Colonel Prudencio Asto of the 6th ID believes that Andal Ampatuan Sr owns the stash of weapons.

In December 2012, lawyer Harry Roque, private prosecutor in the Maguindanao case, disclosed that they have been informed that massacre suspect Bahnarin “Datu Ban” Ampatuan is taking shelter inside the territory of the MILF's 106th Base Command, in a community near the Kabulnan River.

But Al-Haq said there is no way that local MILF units would protect suspects of the massacre. 

“These suspects are native inhabitants of Maguindanao and it so happened that it is an MILF-dominated area. But it would not mean that the suspects are mingling with us,” Al-Haq explained. 

'Dual citizens'

What’s more interesting in the area, a military official commented, is the presence of “dual citizens” who are flexible in terms of identity – whether they are MILF or BIFF.

Led by former MILF 105th Base Commander Ustadz Ameril Umra Kato, the BIFF splintered from the MILF over serious disagreements on the conduct of the peace negotiations with the government. He reportedly has the respect and loyalty of many of the sub-commanders and members of the unit.

After the split, Kato's former deputy commander and confidant Zakariah Goma assumed the post of 105th base commander.

Such dynamics were highlighted again after speculations surfaced that the MILF and the BIFF operated together during the January 25 Mamasapano clash.

BIFF spokesman Abu Misry Mama explained there was no tactical cooperation between two fronts at the time, but he said that in the communities, the labels "MILF" and "BIFF" are only letters.

"In the communities, we are friends and relatives.

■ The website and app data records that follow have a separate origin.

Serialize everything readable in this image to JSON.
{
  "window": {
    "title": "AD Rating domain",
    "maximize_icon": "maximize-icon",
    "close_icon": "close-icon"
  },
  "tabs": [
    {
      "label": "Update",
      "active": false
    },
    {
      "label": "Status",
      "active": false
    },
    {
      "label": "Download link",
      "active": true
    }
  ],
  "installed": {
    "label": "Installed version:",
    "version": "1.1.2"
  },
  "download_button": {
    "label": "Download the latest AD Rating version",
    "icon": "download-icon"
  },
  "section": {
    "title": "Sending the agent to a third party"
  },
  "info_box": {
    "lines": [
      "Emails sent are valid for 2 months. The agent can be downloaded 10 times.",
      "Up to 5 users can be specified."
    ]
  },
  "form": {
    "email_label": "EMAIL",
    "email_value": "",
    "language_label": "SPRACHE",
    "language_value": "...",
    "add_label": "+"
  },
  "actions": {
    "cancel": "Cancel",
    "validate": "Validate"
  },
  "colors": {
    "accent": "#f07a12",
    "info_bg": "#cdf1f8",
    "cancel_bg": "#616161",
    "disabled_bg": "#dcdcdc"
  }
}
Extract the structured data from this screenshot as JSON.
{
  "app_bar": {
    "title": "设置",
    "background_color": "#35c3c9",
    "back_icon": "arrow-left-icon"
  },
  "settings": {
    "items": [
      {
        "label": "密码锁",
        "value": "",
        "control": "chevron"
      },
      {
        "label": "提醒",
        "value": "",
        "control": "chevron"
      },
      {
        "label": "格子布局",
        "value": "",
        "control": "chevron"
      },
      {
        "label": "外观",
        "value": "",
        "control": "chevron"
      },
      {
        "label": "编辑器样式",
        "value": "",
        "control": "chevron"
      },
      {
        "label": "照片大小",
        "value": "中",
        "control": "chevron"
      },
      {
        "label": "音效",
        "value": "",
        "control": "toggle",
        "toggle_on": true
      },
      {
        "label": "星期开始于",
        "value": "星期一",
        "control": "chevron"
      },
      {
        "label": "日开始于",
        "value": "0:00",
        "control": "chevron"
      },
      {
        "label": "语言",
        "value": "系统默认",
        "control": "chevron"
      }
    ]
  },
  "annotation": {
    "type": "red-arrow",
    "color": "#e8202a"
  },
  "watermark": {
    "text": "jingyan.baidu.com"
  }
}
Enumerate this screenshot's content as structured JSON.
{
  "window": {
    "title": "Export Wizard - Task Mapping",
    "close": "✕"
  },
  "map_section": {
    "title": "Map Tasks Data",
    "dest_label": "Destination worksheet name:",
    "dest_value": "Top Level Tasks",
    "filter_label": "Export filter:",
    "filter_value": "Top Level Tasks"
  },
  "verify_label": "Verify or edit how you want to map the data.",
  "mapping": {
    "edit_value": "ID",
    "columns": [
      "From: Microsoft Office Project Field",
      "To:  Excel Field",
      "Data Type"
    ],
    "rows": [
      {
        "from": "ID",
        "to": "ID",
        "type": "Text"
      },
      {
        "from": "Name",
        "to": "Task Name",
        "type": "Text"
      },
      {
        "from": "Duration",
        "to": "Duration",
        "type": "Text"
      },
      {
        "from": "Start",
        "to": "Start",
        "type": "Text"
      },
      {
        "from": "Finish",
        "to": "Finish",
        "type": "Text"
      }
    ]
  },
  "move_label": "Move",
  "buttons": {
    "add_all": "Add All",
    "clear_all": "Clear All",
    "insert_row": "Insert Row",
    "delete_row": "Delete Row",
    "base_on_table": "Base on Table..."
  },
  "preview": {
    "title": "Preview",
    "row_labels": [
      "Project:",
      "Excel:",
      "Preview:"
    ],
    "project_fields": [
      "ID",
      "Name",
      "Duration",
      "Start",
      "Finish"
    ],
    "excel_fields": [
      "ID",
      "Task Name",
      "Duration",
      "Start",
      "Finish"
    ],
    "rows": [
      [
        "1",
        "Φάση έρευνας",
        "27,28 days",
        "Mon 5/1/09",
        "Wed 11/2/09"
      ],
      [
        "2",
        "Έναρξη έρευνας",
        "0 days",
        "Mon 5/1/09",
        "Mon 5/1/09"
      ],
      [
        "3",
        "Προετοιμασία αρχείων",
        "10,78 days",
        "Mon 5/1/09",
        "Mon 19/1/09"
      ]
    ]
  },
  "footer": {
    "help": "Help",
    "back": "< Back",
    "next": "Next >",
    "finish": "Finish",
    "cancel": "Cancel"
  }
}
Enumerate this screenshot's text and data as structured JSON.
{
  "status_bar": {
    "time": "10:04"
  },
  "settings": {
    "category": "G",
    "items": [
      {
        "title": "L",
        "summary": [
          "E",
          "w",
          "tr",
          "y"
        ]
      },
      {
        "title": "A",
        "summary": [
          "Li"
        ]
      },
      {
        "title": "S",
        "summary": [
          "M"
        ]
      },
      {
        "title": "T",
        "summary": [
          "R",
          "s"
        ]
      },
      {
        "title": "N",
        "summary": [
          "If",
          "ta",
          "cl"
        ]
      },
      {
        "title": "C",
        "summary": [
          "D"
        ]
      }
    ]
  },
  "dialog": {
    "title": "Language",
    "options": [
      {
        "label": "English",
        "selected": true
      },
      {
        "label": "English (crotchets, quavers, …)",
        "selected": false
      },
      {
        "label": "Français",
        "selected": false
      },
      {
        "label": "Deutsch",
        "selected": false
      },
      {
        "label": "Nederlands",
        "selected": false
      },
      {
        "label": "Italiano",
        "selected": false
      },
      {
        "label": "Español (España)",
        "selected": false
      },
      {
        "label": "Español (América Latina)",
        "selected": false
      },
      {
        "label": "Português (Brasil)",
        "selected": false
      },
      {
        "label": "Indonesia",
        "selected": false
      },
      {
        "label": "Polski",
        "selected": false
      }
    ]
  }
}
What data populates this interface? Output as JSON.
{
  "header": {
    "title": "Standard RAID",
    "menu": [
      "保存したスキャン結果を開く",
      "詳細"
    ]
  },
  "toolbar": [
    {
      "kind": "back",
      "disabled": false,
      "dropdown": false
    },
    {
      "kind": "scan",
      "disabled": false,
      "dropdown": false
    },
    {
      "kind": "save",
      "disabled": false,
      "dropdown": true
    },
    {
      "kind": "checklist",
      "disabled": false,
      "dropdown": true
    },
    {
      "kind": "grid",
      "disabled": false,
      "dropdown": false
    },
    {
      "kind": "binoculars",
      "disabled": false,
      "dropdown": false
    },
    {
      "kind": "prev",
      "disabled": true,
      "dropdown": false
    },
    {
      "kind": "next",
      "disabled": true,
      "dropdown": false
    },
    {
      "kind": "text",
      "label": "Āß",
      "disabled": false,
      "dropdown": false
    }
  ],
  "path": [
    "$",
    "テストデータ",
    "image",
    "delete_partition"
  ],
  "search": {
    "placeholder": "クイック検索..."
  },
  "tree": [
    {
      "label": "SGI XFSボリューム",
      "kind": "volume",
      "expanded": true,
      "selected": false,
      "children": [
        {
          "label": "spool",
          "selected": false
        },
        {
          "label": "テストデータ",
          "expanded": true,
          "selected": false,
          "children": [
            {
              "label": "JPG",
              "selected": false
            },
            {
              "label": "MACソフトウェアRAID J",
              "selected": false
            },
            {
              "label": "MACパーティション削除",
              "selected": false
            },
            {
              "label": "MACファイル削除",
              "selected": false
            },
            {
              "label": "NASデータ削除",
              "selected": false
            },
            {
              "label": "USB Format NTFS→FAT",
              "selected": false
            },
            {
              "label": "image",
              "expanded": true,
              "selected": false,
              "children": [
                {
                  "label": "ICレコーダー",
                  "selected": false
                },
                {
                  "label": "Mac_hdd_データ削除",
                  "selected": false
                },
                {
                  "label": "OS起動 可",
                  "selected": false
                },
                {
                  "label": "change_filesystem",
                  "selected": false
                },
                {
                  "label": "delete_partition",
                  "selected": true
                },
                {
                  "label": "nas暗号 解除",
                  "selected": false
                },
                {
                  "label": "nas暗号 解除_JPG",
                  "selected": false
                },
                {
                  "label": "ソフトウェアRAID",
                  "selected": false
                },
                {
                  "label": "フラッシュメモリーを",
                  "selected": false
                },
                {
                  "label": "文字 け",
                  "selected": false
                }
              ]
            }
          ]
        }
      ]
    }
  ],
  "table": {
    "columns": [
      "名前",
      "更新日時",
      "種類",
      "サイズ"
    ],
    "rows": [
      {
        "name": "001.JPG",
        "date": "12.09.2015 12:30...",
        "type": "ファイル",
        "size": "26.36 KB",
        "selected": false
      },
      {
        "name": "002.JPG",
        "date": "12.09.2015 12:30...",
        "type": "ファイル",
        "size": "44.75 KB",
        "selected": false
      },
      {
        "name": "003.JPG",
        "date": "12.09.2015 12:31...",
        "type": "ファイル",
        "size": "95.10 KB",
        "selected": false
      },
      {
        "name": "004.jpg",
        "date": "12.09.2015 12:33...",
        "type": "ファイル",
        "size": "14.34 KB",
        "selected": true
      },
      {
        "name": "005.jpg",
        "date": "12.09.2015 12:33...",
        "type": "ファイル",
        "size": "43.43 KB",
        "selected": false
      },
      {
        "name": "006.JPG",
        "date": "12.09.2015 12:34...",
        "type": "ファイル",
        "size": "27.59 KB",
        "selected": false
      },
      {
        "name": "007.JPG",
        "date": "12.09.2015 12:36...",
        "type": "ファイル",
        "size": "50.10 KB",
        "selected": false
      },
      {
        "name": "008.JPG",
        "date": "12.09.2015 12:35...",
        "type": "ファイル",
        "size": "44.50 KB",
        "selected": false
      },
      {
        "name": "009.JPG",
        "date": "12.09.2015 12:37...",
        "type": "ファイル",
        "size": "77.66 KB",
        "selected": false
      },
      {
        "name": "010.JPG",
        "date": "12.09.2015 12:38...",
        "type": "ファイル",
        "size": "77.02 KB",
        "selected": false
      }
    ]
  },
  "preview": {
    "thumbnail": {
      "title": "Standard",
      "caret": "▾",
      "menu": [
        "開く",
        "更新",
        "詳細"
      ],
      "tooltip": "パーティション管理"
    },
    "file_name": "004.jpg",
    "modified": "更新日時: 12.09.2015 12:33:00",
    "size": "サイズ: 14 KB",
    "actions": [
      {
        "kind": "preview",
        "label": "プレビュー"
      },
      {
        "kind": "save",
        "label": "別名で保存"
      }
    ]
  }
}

When we pass by each other, we embrace and wish everyone. 'Salam.' There are no other identities on the ground except that we are all family," Mama said.

Mama explained that there is nothing political in the community dynamics; it is understandable for them to defend their own kin.

"I do not see it as a betrayal to their original organization. It is about protecting the welfare of your family. If someone in your family is being hurt, it is only normal for you to come and defend him regardless of your beliefs," Mama said.

For Ghadzali Jaafar, MILF vice chair for political affairs, the Central Committee sees no political and military gain in cooperating with the BIFF.

"The 105th Base Command will not cooperate with the BIFF because in the first place, the BIFF does not like us. Second, we also do not agree with the activities of the BIFF. And third, the 105th Base Command and the entire MILF would not do anything that would violate any provisions of the peace process," Jaafar said.

With these dynamics ruling over the town for years, the residents are already veterans in swiftly packing their belongings and fleeing to safety whenever a firefight erupts.

WAITING. Children affected by the conflict in the village of Tukanalipao, Mamasapano, Maguindanao are seen with their parents waiting for the distribution of relief assistance. Photo by Jeoffrey Maitem

WAITING. Children affected by the conflict in the village of Tukanalipao, Mamasapano, Maguindanao are seen with their parents waiting for the distribution of relief assistance.

Photo by Jeoffrey Maitem

For now, hundreds of residents are anxious, fearing that the hostilities would escalate after the botched operation in their town.

All aspects of their life are affected, including their source of food and water, education, and livelihood activities.

With reports of dead commandos falling into the river, residents now cannot even catch fish for their families.

But they will patiently wait until it is safe to go back home. – Rappler.com